Aside from continuing the renaming of planets amid localization as previously noted, the Game Gear version lacks a whole stage — the first stage of the second level, Fanturn (the one based around clouds and pirate ships) — when playing the game on a non-Japanese system. Instead, only the second stage is accessible and the world renamed “Terra” (even the sound test entry for the stage is missing). Although, as noted, the intro remains the same for all regions, this change is significantly more egrigious. It also may marginalize the idea of the level being a “dream” world which is evident from the boss of the stage is a sleeping tapir that throws pillows at you, and when he is sleeping the background changes. It is possible this was changed because the level’s focus was not immediately obvious to the localization staff and removed it to be less confusing, but it’s unclear how they felt the sleeping tapir was immediately evocative of a large pirate ship and not a land of clouds and rainbows. It might also be that it was considered too dull or empty as it has fewer obstacles or enemies compared to the level length, relative to the other stages in the game.

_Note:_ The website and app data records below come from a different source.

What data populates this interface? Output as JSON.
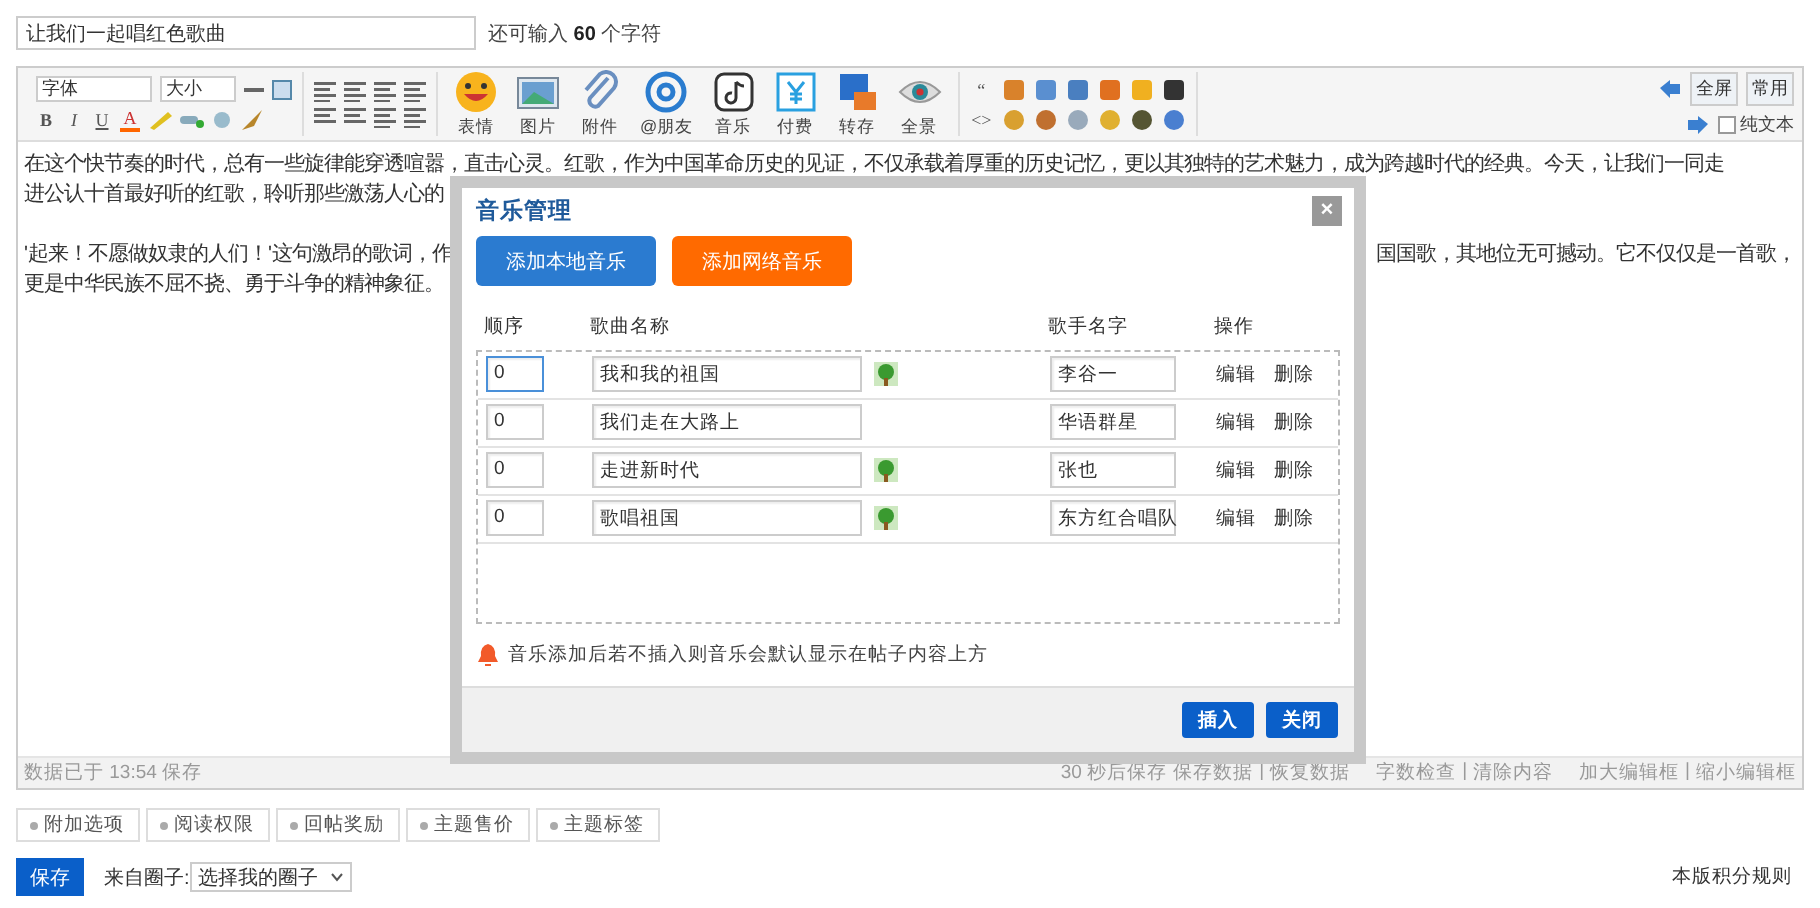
{
  "title_field": {
    "value": "让我们一起唱红色歌曲"
  },
  "title_hint": "还可输入 **60** 个字符",
  "toolbar": {
    "font_select": "字体",
    "size_select": "大小",
    "format_buttons": [
      "B",
      "I",
      "U",
      "A"
    ],
    "tools": [
      "表情",
      "图片",
      "附件",
      "@朋友",
      "音乐",
      "付费",
      "转存",
      "全景"
    ],
    "quote_glyph": "“",
    "code_glyph": "<>",
    "fullscreen": "全屏",
    "common": "常用",
    "plain_text": {
      "label": "纯文本",
      "checked": false
    }
  },
  "body": {
    "paragraphs": [
      {
        "lines": [
          {
            "left": "在这个快节奏的时代，总有一些旋律能穿透喧嚣，直击心灵。红歌，作为中国革命历史的见证，不仅承载着厚重的历史记忆，更以其独特的艺术魅力，成为跨越时代的经典。今天，让我们一同走"
          },
          {
            "left": "进公认十首最好听的红歌，聆听那些激荡人心的"
          }
        ]
      },
      {
        "lines": [
          {
            "left": "'起来！不愿做奴隶的人们！'这句激昂的歌词，作",
            "right": "国国歌，其地位无可撼动。它不仅仅是一首歌，"
          },
          {
            "left": "更是中华民族不屈不挠、勇于斗争的精神象征。"
          }
        ]
      }
    ]
  },
  "status_bar": {
    "saved": "数据已于 13:54 保存",
    "actions": [
      {
        "kind": "text",
        "label": "30 秒后保存"
      },
      {
        "kind": "link",
        "label": "保存数据"
      },
      {
        "kind": "sep",
        "label": "|"
      },
      {
        "kind": "link",
        "label": "恢复数据"
      },
      {
        "kind": "link",
        "label": "字数检查"
      },
      {
        "kind": "sep",
        "label": "|"
      },
      {
        "kind": "link",
        "label": "清除内容"
      },
      {
        "kind": "link",
        "label": "加大编辑框"
      },
      {
        "kind": "sep",
        "label": "|"
      },
      {
        "kind": "link",
        "label": "缩小编辑框"
      }
    ]
  },
  "option_tabs": [
    "附加选项",
    "阅读权限",
    "回帖奖励",
    "主题售价",
    "主题标签"
  ],
  "save_button": "保存",
  "circle": {
    "label": "来自圈子:",
    "value": "选择我的圈子"
  },
  "rules_link": "本版积分规则",
  "dialog": {
    "title": "音乐管理",
    "close": "×",
    "add_local": "添加本地音乐",
    "add_online": "添加网络音乐",
    "columns": [
      "顺序",
      "歌曲名称",
      "歌手名字",
      "操作"
    ],
    "rows": [
      {
        "order": "0",
        "song": "我和我的祖国",
        "has_cover": true,
        "singer": "李谷一",
        "focused": true,
        "edit": "编辑",
        "delete": "删除"
      },
      {
        "order": "0",
        "song": "我们走在大路上",
        "has_cover": false,
        "singer": "华语群星",
        "focused": false,
        "edit": "编辑",
        "delete": "删除"
      },
      {
        "order": "0",
        "song": "走进新时代",
        "has_cover": true,
        "singer": "张也",
        "focused": false,
        "edit": "编辑",
        "delete": "删除"
      },
      {
        "order": "0",
        "song": "歌唱祖国",
        "has_cover": true,
        "singer": "东方红合唱队",
        "focused": false,
        "edit": "编辑",
        "delete": "删除"
      }
    ],
    "note": "音乐添加后若不插入则音乐会默认显示在帖子内容上方",
    "insert": "插入",
    "close_button": "关闭"
  }
}
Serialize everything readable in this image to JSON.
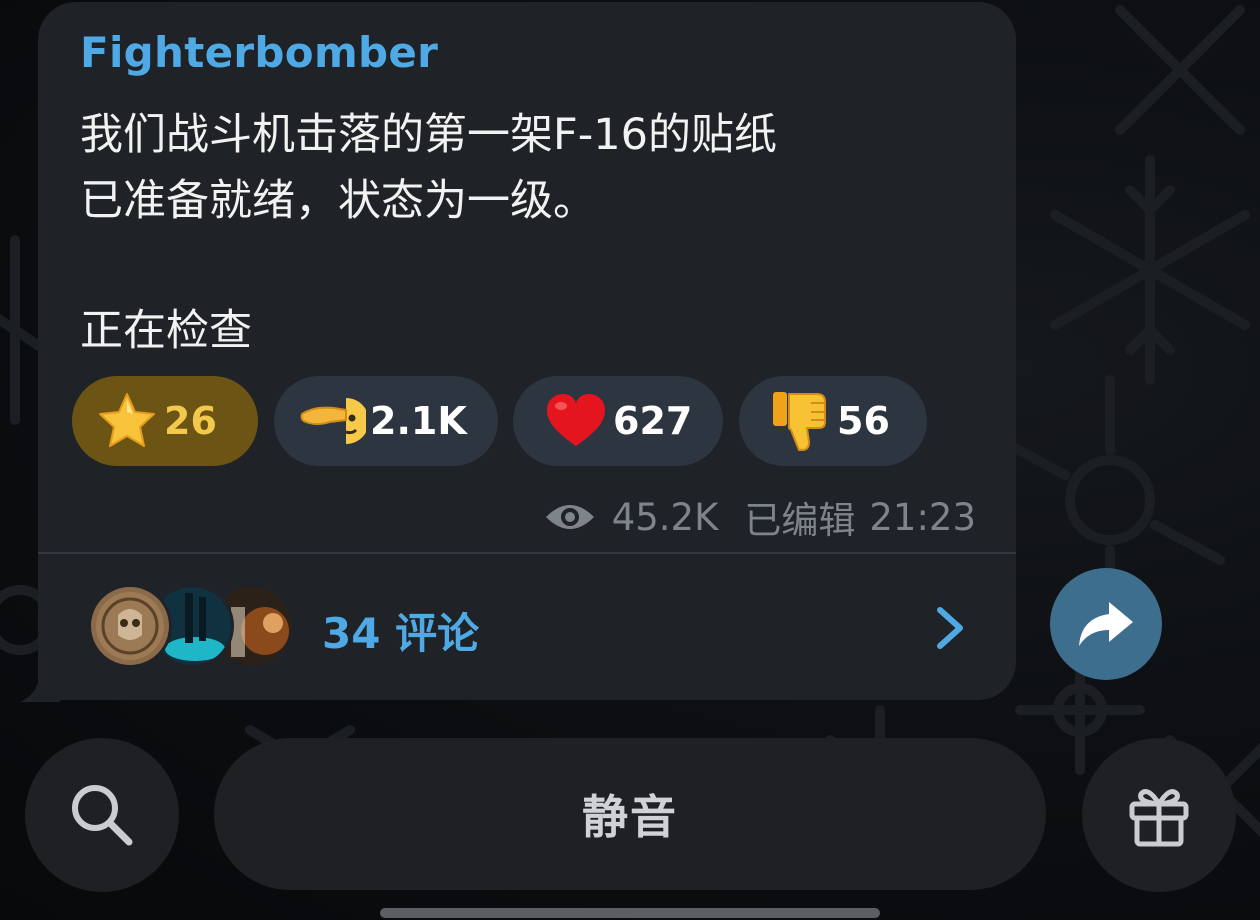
{
  "message": {
    "sender": "Fighterbomber",
    "lines": [
      "我们战斗机击落的第一架F-16的贴纸",
      "已准备就绪，状态为一级。",
      "正在检查"
    ]
  },
  "reactions": [
    {
      "icon": "star-icon",
      "count": "26"
    },
    {
      "icon": "saluting-face-emoji",
      "count": "2.1K"
    },
    {
      "icon": "red-heart-emoji",
      "count": "627"
    },
    {
      "icon": "thumbs-down-emoji",
      "count": "56"
    }
  ],
  "meta": {
    "views": "45.2K",
    "edited_label": "已编辑",
    "time": "21:23"
  },
  "comments": {
    "label": "34 评论"
  },
  "bottom_bar": {
    "mute_label": "静音"
  },
  "colors": {
    "accent": "#4fa9e4",
    "bubble": "#1f2226",
    "share_button": "#3e6e8e",
    "star_reaction_bg": "#6b5414"
  }
}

While the Genesis localizations used a different ROM (that is, the cartridges in Europe and the US use the same binary while the Japanese release was unique) which reflects the changes in localization, the Game Gear version was a single ROM for all regions. Thus all the data for the removed stage still exists in all copies of that release (making its removal even more questionable), and its removal cannot be overridden simply by purchasing a foreign copy of the game — the hardware itself must either be modified or a Japanese system be purchased. Also interestingly, though the Japanese version of the Genesis game cannot be played on other consoles without a crack (by Game Genie or Action Replay), the foreign release is completely region free.

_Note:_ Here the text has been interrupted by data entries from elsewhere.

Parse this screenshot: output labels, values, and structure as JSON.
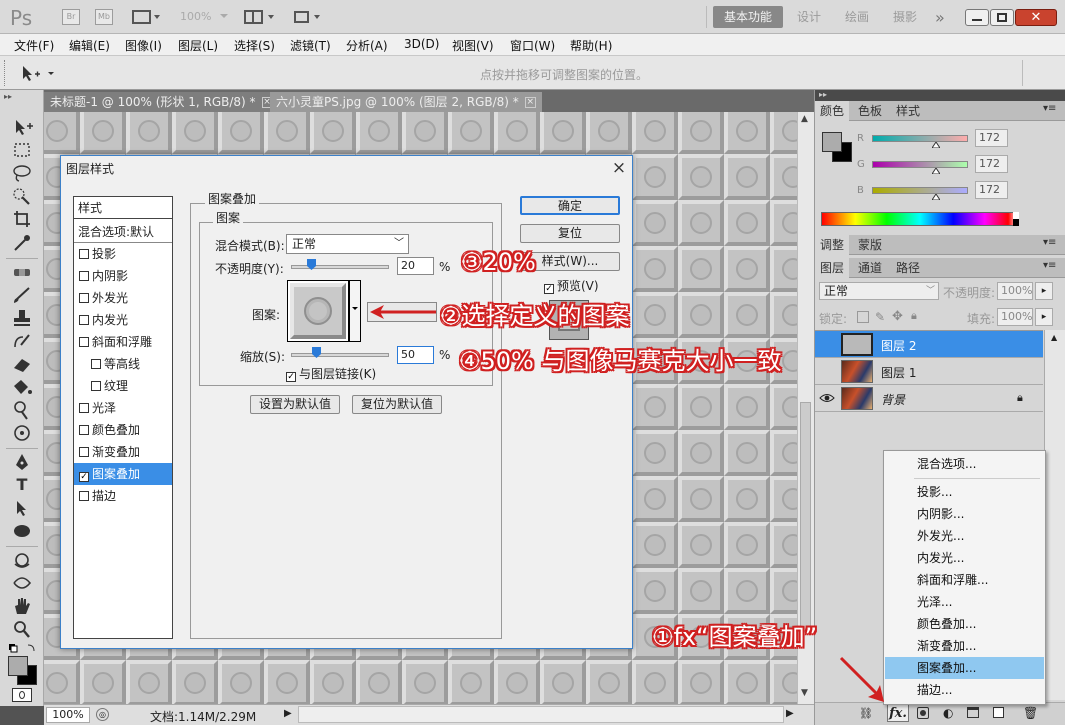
{
  "app": {
    "logo": "Ps",
    "top_buttons": [
      "Br",
      "Mb"
    ],
    "zoom_combo": "100%",
    "workspaces": [
      "基本功能",
      "设计",
      "绘画",
      "摄影"
    ],
    "workspace_more": "»"
  },
  "menu": [
    "文件(F)",
    "编辑(E)",
    "图像(I)",
    "图层(L)",
    "选择(S)",
    "滤镜(T)",
    "分析(A)",
    "3D(D)",
    "视图(V)",
    "窗口(W)",
    "帮助(H)"
  ],
  "options_bar": {
    "hint": "点按并拖移可调整图案的位置。"
  },
  "doc_tabs": [
    {
      "label": "未标题-1 @ 100% (形状 1, RGB/8) *",
      "close": "×"
    },
    {
      "label": "六小灵童PS.jpg @ 100% (图层 2, RGB/8) *",
      "close": "×"
    }
  ],
  "status": {
    "zoom": "100%",
    "doc": "文档:1.14M/2.29M"
  },
  "color_panel": {
    "tabs": [
      "颜色",
      "色板",
      "样式"
    ],
    "channels": [
      {
        "label": "R",
        "value": "172",
        "position": 0.67
      },
      {
        "label": "G",
        "value": "172",
        "position": 0.67
      },
      {
        "label": "B",
        "value": "172",
        "position": 0.67
      }
    ],
    "colors": {
      "foreground": "#acacac",
      "background": "#000000"
    }
  },
  "adjust_panel": {
    "tabs": [
      "调整",
      "蒙版"
    ]
  },
  "layers_panel": {
    "tabs": [
      "图层",
      "通道",
      "路径"
    ],
    "blend_mode": "正常",
    "opacity_label": "不透明度:",
    "opacity": "100%",
    "lock_label": "锁定:",
    "fill_label": "填充:",
    "fill": "100%",
    "layers": [
      {
        "name": "图层 2",
        "selected": true
      },
      {
        "name": "图层 1",
        "selected": false
      },
      {
        "name": "背景",
        "selected": false
      }
    ],
    "fx_label": "fx."
  },
  "context_menu": {
    "items": [
      "混合选项...",
      "投影...",
      "内阴影...",
      "外发光...",
      "内发光...",
      "斜面和浮雕...",
      "光泽...",
      "颜色叠加...",
      "渐变叠加...",
      "图案叠加...",
      "描边..."
    ],
    "highlighted": "图案叠加..."
  },
  "dialog": {
    "title": "图层样式",
    "close": "×",
    "styles_header": "样式",
    "styles": [
      {
        "label": "混合选项:默认",
        "check": false,
        "indent": 0
      },
      {
        "label": "投影",
        "check": true,
        "indent": 0
      },
      {
        "label": "内阴影",
        "check": true,
        "indent": 0
      },
      {
        "label": "外发光",
        "check": true,
        "indent": 0
      },
      {
        "label": "内发光",
        "check": true,
        "indent": 0
      },
      {
        "label": "斜面和浮雕",
        "check": true,
        "indent": 0
      },
      {
        "label": "等高线",
        "check": true,
        "indent": 1
      },
      {
        "label": "纹理",
        "check": true,
        "indent": 1
      },
      {
        "label": "光泽",
        "check": true,
        "indent": 0
      },
      {
        "label": "颜色叠加",
        "check": true,
        "indent": 0
      },
      {
        "label": "渐变叠加",
        "check": true,
        "indent": 0
      },
      {
        "label": "图案叠加",
        "check": true,
        "indent": 0,
        "checked": true,
        "selected": true
      },
      {
        "label": "描边",
        "check": true,
        "indent": 0
      }
    ],
    "group_title": "图案叠加",
    "sub_group": "图案",
    "blend_label": "混合模式(B):",
    "blend_value": "正常",
    "opacity_label": "不透明度(Y):",
    "opacity_value": "20",
    "opacity_unit": "%",
    "opacity_pct": 0.2,
    "pattern_label": "图案:",
    "scale_label": "缩放(S):",
    "scale_value": "50",
    "scale_unit": "%",
    "scale_pct": 0.25,
    "link_label": "与图层链接(K)",
    "set_default": "设置为默认值",
    "reset_default": "复位为默认值",
    "ok": "确定",
    "reset": "复位",
    "new_style": "样式(W)...",
    "preview": "预览(V)"
  },
  "annotations": {
    "a1": "①fx“图案叠加”",
    "a2": "②选择定义的图案",
    "a3": "③20%",
    "a4": "④50% 与图像马赛克大小一致"
  }
}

Beta information on Ristar is hard to find. Although there are a number of magazine scans that feature prerelease screenshots, there are no beta ROMs to be found in that regard. A few betas of the foreign release have been leaked, but these are already close to the completed version (and likely weren’t given to the localization staff until the game was close to finished anyway). However, the scans that have been found show a significant change in design to Ristar himself. He looks more like his rabbit roots rather than a star, and the game name also is called Feel (perhaps in reflection of Ristar’s groping attacks). No screenshots of the opening sequence from this stage of development seem to exist, though, so it’s unclear if Ristar‘s star-nature was emphasized. That said, as Japanese culture associates rabbits with the moon (much as in western culture there are legends of the man in the moon or it being made of green cheese), it’s probable that this prototype Ristar still had his story origins in the heavens. In any case, while it may not be a flashy demoscene release like The Adventures of Batman and Robin and may not have solidified the genre as still viable on 16-bit platforms through commercial success the way Donkey Kong Country did, Rista remains a very solid platformer on the Genesis and a very solid 2D platformer that is, if criminally ignored by the mainstream, a well-regarded classic among those familiar with it.

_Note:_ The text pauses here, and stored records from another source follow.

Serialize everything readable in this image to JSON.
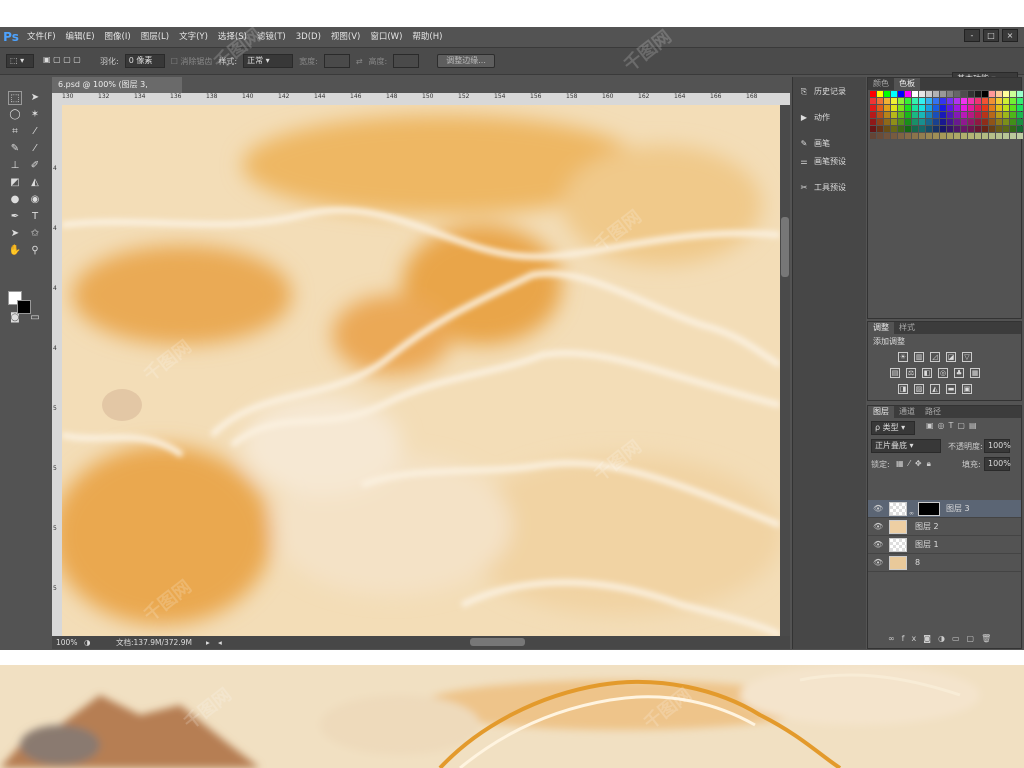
{
  "app": {
    "logo": "Ps"
  },
  "menu": [
    "文件(F)",
    "编辑(E)",
    "图像(I)",
    "图层(L)",
    "文字(Y)",
    "选择(S)",
    "滤镜(T)",
    "3D(D)",
    "视图(V)",
    "窗口(W)",
    "帮助(H)"
  ],
  "window_buttons": [
    "-",
    "□",
    "×"
  ],
  "options": {
    "feather_label": "羽化:",
    "feather_value": "0 像素",
    "antialias_label": "消除锯齿",
    "style_label": "样式:",
    "style_value": "正常",
    "width_label": "宽度:",
    "height_label": "高度:",
    "refine_edge": "调整边缘...",
    "workspace": "基本功能"
  },
  "document": {
    "tab_title": "6.psd @ 100% (图层 3, RGB/8#)",
    "ruler_h": [
      "130",
      "132",
      "134",
      "136",
      "138",
      "140",
      "142",
      "144",
      "146",
      "148",
      "150",
      "152",
      "154",
      "156",
      "158",
      "160",
      "162",
      "164",
      "166",
      "168"
    ],
    "ruler_v": [
      "4",
      "4",
      "4",
      "4",
      "5",
      "5",
      "5",
      "5",
      "5"
    ],
    "zoom": "100%",
    "doc_info": "文档:137.9M/372.9M"
  },
  "mid_panel": {
    "items": [
      "历史记录",
      "动作",
      "画笔",
      "画笔预设",
      "工具预设"
    ]
  },
  "color_panel": {
    "tabs": [
      "颜色",
      "色板"
    ]
  },
  "adjust_panel": {
    "tabs": [
      "调整",
      "样式"
    ],
    "title": "添加调整"
  },
  "layers_panel": {
    "tabs": [
      "图层",
      "通道",
      "路径"
    ],
    "kind_label": "ρ 类型",
    "blend_mode": "正片叠底",
    "opacity_label": "不透明度:",
    "opacity_value": "100%",
    "lock_label": "锁定:",
    "fill_label": "填充:",
    "fill_value": "100%",
    "layers": [
      {
        "name": "图层 3"
      },
      {
        "name": "图层 2"
      },
      {
        "name": "图层 1"
      },
      {
        "name": "8"
      }
    ]
  },
  "watermark": "千图网"
}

While Ristar may not have achieved much fame when initially released, Sega has been featuring his game on many of their compilations, including the Sonic Mega Collection (for GameCube, Xbox and PlayStation 2), Sega Genesis Collection (for Playstation 2 and PSP), and Sonic’s Ultimate Genesis Collection (for Xbox 360, Playstation 3, and Windows). It’s also available on the Wii Virtual Console. The emulation on these is decent, with the Sonic’s Ultimate Genesis Collection being the best of the bunch.